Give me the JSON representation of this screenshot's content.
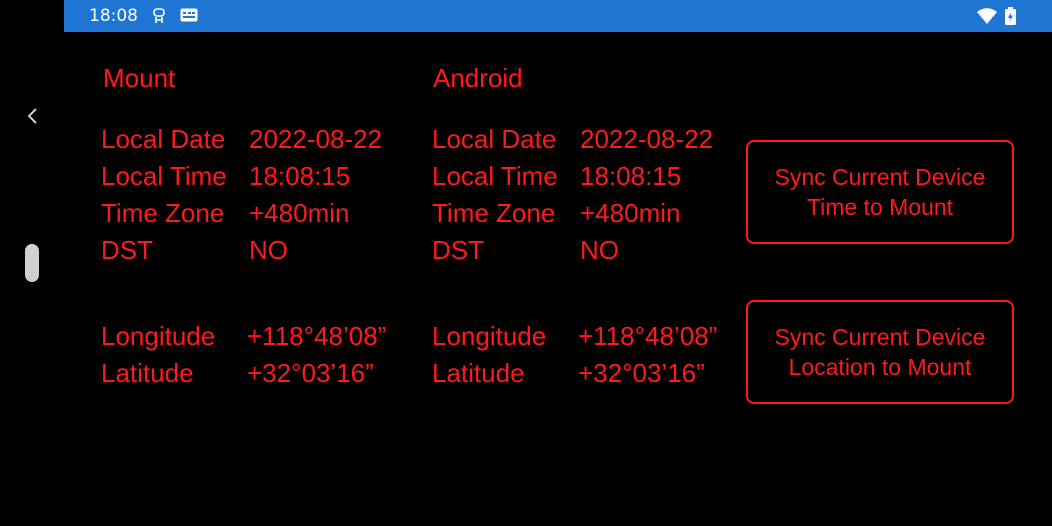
{
  "status_bar": {
    "time": "18:08",
    "color": "#1f76d2"
  },
  "icons": {
    "left": [
      "android-debug-icon",
      "keyboard-icon"
    ],
    "right": [
      "wifi-icon",
      "battery-icon"
    ],
    "nav": "chevron-left-icon"
  },
  "accent_color": "#ff1a1a",
  "mount": {
    "header": "Mount",
    "local_date_label": "Local Date",
    "local_date": "2022-08-22",
    "local_time_label": "Local Time",
    "local_time": "18:08:15",
    "time_zone_label": "Time Zone",
    "time_zone": "+480min",
    "dst_label": "DST",
    "dst": "NO",
    "longitude_label": "Longitude",
    "longitude": "+118°48’08”",
    "latitude_label": "Latitude",
    "latitude": "+32°03’16”"
  },
  "android": {
    "header": "Android",
    "local_date_label": "Local Date",
    "local_date": "2022-08-22",
    "local_time_label": "Local Time",
    "local_time": "18:08:15",
    "time_zone_label": "Time Zone",
    "time_zone": "+480min",
    "dst_label": "DST",
    "dst": "NO",
    "longitude_label": "Longitude",
    "longitude": "+118°48’08”",
    "latitude_label": "Latitude",
    "latitude": "+32°03’16”"
  },
  "buttons": {
    "sync_time_line1": "Sync Current Device",
    "sync_time_line2": "Time to Mount",
    "sync_location_line1": "Sync Current Device",
    "sync_location_line2": "Location to Mount"
  }
}
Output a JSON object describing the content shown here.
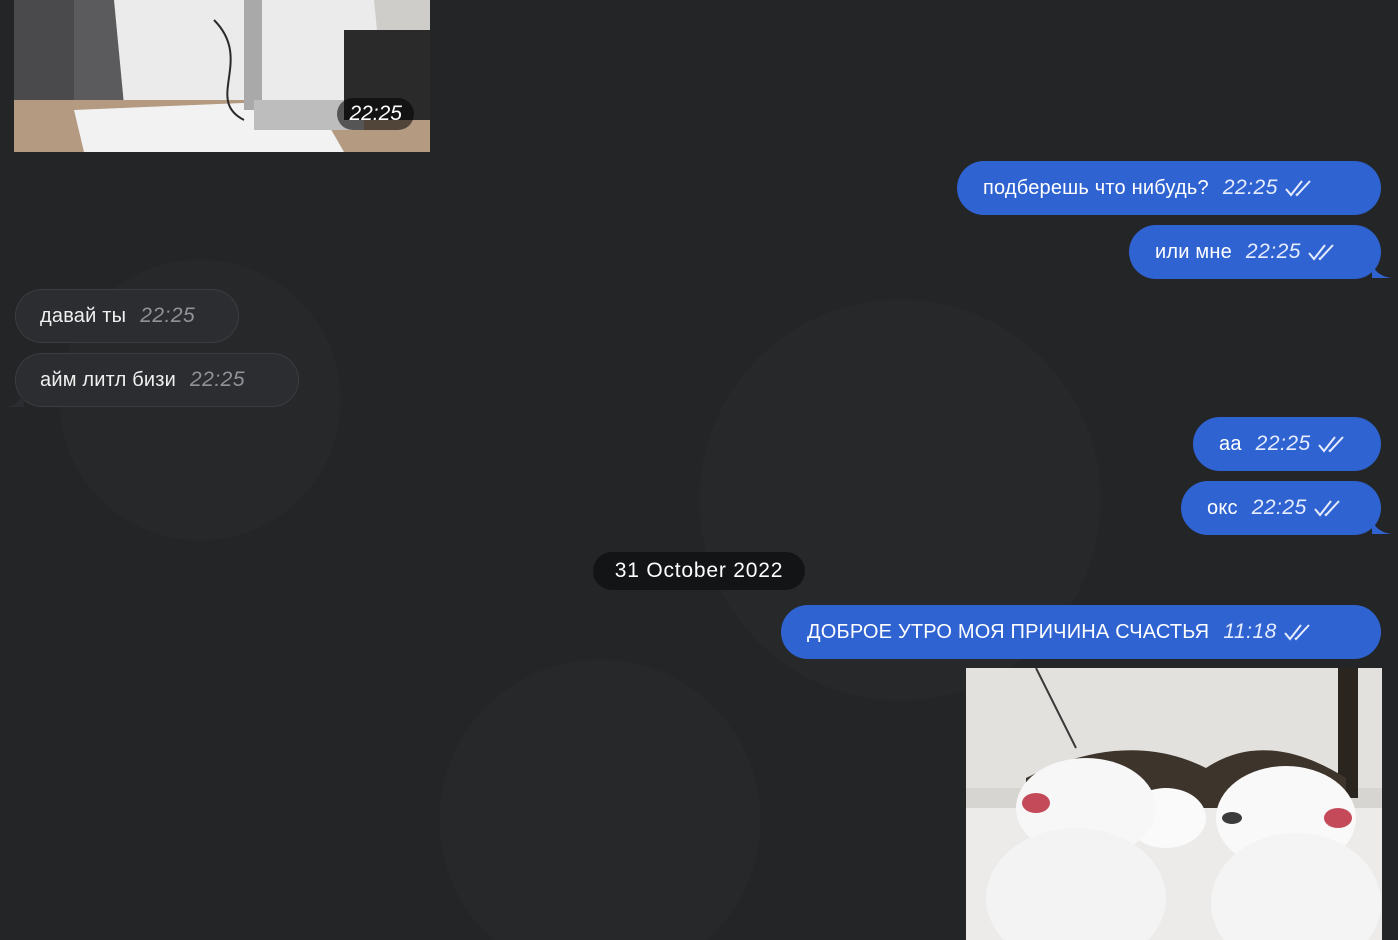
{
  "media_top": {
    "time": "22:25"
  },
  "messages": {
    "m1": {
      "text": "подберешь что нибудь?",
      "time": "22:25"
    },
    "m2": {
      "text": "или мне",
      "time": "22:25"
    },
    "m3": {
      "text": "давай ты",
      "time": "22:25"
    },
    "m4": {
      "text": "айм литл бизи",
      "time": "22:25"
    },
    "m5": {
      "text": "аа",
      "time": "22:25"
    },
    "m6": {
      "text": "окс",
      "time": "22:25"
    },
    "m7": {
      "text": "ДОБРОЕ УТРО МОЯ ПРИЧИНА СЧАСТЬЯ",
      "time": "11:18"
    }
  },
  "date_divider": "31 October 2022",
  "icons": {
    "read_receipt": "double-check-icon"
  },
  "colors": {
    "background": "#232527",
    "outgoing": "#2f63d1",
    "incoming": "#2b2d30",
    "date_pill": "#121416"
  }
}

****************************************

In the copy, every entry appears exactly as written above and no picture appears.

• [RESPONSE TO THIS EXERCISE]
Give me the JSON representation of this screenshot's content.
{
  "status_bar": {
    "time": "18:08",
    "color": "#1f76d2"
  },
  "icons": {
    "left": [
      "android-debug-icon",
      "keyboard-icon"
    ],
    "right": [
      "wifi-icon",
      "battery-icon"
    ],
    "nav": "chevron-left-icon"
  },
  "accent_color": "#ff1a1a",
  "mount": {
    "header": "Mount",
    "local_date_label": "Local Date",
    "local_date": "2022-08-22",
    "local_time_label": "Local Time",
    "local_time": "18:08:15",
    "time_zone_label": "Time Zone",
    "time_zone": "+480min",
    "dst_label": "DST",
    "dst": "NO",
    "longitude_label": "Longitude",
    "longitude": "+118°48’08”",
    "latitude_label": "Latitude",
    "latitude": "+32°03’16”"
  },
  "android": {
    "header": "Android",
    "local_date_label": "Local Date",
    "local_date": "2022-08-22",
    "local_time_label": "Local Time",
    "local_time": "18:08:15",
    "time_zone_label": "Time Zone",
    "time_zone": "+480min",
    "dst_label": "DST",
    "dst": "NO",
    "longitude_label": "Longitude",
    "longitude": "+118°48’08”",
    "latitude_label": "Latitude",
    "latitude": "+32°03’16”"
  },
  "buttons": {
    "sync_time_line1": "Sync Current Device",
    "sync_time_line2": "Time to Mount",
    "sync_location_line1": "Sync Current Device",
    "sync_location_line2": "Location to Mount"
  }
}
Output a JSON object describing the content shown here.
{
  "media_top": {
    "time": "22:25"
  },
  "messages": {
    "m1": {
      "text": "подберешь что нибудь?",
      "time": "22:25"
    },
    "m2": {
      "text": "или мне",
      "time": "22:25"
    },
    "m3": {
      "text": "давай ты",
      "time": "22:25"
    },
    "m4": {
      "text": "айм литл бизи",
      "time": "22:25"
    },
    "m5": {
      "text": "аа",
      "time": "22:25"
    },
    "m6": {
      "text": "окс",
      "time": "22:25"
    },
    "m7": {
      "text": "ДОБРОЕ УТРО МОЯ ПРИЧИНА СЧАСТЬЯ",
      "time": "11:18"
    }
  },
  "date_divider": "31 October 2022",
  "icons": {
    "read_receipt": "double-check-icon"
  },
  "colors": {
    "background": "#232527",
    "outgoing": "#2f63d1",
    "incoming": "#2b2d30",
    "date_pill": "#121416"
  }
}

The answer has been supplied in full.